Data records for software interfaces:
----------------

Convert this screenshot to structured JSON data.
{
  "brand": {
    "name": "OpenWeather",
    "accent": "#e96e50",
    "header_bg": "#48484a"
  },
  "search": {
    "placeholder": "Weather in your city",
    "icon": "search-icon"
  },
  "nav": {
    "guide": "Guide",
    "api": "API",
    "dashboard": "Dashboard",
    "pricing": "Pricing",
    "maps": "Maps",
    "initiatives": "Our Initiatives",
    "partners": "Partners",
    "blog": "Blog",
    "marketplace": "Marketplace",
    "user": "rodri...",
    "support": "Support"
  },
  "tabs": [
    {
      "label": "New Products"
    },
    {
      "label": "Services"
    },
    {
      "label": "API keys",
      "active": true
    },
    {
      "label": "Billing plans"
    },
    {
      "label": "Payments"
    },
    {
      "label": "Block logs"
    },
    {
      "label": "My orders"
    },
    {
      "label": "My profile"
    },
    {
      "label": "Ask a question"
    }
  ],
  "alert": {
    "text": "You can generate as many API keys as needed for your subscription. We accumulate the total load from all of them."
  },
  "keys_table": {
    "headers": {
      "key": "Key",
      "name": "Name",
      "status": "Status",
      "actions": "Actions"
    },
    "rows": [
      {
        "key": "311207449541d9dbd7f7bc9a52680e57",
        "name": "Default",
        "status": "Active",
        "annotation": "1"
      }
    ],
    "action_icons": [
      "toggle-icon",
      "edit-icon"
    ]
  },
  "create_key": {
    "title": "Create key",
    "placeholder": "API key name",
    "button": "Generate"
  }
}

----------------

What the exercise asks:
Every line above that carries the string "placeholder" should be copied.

The answer:
    "placeholder": "Weather in your city",
    "placeholder": "API key name",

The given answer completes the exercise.